The Newmont Golden Ridge Limited, in the Birim North District of the Eastern Region, is expected to transfer the first phase of its reforestation project – a 60-hectare (ha) fully cultivated forest plantation to the Forestry Commission next year.
The reforestation project at Ajenua Bepo and Mamang Production Forest Reserves, which commenced in 2014, contains economic trees made up of some 30 indigenous multiple species and Cedrela nurtured from over 60,000 seedlings.
The first phase of the forest plantation initiative is part of the commitment of the mine to develop a total of some 303,637 trees, on a land size of 303 ha based on its total land take area of 101ha, for mining operations.
This follows a Memorandum of Understanding (MoU) signed by Newmont Golden Ridge Limited with the Forestry Commission to revegetate and maintain three times its land take, 303 ha as mitigation for impacting the 101 ha.
Despite this, the company has currently reforested 317 hectares, which is more than the commitment made and mandated to maintain the reforested areas for 10 years each.
Reforestation and Biodiversity Officer of Newmont, Larry Aning-Dei, said the company deployed different planting designs and assisted natural regeneration – Ms 312, MS 48, and enrichment planting – to make the plantation unique.
“We followed the management plan which was developed by the Forestry Service Division to guide us with the implementation,” he added.
The species composition, he also observed, prescribed in the management plan from the Forestry Service Division was followed to implement the reforestation project.
Mr. Aning-Dea, who was speaking in an interview with B&FT at a tour of the plantation organised by the company, said at the moment they have been doing maintenance.
He explained that because all the trees are of economic value, the civil-cultural practices employed are to ensure that the state will maximise profit when need be.
While the first phase is ready to be handed over to the state, phase 2 of the reforestation intervention – a 257-hectare cultivated forest in the Kweikaro Production Forest Reserves – will be transferred latest by 2027.

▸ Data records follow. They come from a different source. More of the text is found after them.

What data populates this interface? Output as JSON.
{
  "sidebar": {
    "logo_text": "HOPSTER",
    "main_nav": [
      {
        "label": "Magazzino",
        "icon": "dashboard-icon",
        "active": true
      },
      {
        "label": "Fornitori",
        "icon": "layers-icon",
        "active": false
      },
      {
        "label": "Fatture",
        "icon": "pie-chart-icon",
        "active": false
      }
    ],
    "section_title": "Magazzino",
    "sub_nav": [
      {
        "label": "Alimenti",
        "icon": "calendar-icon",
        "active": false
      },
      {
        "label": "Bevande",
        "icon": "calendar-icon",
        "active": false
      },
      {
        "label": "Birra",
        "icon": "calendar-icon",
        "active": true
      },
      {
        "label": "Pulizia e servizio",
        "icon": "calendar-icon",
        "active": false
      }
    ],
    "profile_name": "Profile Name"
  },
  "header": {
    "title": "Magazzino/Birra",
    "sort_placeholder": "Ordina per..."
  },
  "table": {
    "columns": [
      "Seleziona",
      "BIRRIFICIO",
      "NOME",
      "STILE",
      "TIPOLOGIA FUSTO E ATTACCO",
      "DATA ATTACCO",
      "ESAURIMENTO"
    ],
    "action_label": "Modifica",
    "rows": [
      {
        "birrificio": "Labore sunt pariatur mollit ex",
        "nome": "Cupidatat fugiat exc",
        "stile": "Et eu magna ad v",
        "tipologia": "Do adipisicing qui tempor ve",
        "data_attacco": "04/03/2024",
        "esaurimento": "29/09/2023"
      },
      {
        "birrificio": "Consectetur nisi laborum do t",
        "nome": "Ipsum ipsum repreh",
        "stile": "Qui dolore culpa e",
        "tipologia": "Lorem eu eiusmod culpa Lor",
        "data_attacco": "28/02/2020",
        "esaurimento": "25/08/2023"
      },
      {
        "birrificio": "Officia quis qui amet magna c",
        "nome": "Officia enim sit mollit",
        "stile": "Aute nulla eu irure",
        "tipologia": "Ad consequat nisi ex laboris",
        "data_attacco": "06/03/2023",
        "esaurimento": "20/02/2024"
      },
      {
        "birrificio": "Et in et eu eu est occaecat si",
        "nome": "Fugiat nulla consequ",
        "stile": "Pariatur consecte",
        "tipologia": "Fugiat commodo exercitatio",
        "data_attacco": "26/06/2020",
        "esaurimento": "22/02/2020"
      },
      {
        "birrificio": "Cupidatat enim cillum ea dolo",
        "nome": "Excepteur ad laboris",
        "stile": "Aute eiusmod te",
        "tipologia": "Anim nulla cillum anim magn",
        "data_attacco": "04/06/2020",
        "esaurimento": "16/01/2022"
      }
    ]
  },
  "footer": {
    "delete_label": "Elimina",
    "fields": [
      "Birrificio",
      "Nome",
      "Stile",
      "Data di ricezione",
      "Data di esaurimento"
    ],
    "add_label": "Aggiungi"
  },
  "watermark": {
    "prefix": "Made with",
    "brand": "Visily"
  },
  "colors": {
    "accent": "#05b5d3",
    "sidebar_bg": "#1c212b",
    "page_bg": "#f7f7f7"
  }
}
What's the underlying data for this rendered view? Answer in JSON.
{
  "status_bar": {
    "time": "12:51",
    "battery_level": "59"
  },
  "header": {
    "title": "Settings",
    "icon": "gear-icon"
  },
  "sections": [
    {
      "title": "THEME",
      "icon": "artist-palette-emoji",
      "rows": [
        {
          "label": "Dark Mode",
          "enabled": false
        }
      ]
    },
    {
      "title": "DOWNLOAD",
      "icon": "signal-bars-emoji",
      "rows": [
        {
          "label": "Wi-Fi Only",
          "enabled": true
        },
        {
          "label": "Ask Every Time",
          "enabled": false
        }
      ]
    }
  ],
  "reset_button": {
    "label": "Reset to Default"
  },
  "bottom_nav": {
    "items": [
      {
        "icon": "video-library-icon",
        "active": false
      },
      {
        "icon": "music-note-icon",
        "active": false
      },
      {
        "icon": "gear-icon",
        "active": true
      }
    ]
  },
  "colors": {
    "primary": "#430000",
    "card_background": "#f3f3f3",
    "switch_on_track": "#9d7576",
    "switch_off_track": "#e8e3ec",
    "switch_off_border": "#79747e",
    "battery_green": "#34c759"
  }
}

This project, which also began in September 2016, is made up of various tree species – including Wawa, Ofram, Emire, Ceiba, Mahogany, Kusia and Cedrela – and were nurtured from 243,628 seedlings.
These interventions by the mine to re-cultivate degraded lands into forests will also help position the country to meet its commitment to the Sustainable Development Goals (SDG), specifically SDG 15.
SDG 15 stresses the need to protect, restore and promote sustainable use of terrestrial ecosystems, sustainably manage forests, combat desertification, halt and reverse land degradation, and halt biodiversity loss.
Forests have a significant role in reducing the risk of natural disasters, including floods, droughts, landslides and other extreme events. At the global level, forests mitigate climate change through carbon sequestration, contribute to the balance of oxygen, carbon dioxide and humidity in the air, and protect watersheds, which supply 75 percent of freshwater worldwide.
Investing in forests and forestry represent an investment in people and their livelihoods, especially the rural poor, youth and women. Around 1.6 billion people – including more than 2,000 indigenous cultures – depend on forests for their livelihood.
Forests are the most biologically diverse ecosystems on land, home to more than 80 percent of the terrestrial species of animals, plants and insects. They also provide shelter, jobs and security for forest-dependent communities.
Therefore, the future of forests and forestry in sustainable development at all levels was at the core of the XIV World Forestry, hosted in Durban from 7th to 11th September, 2015.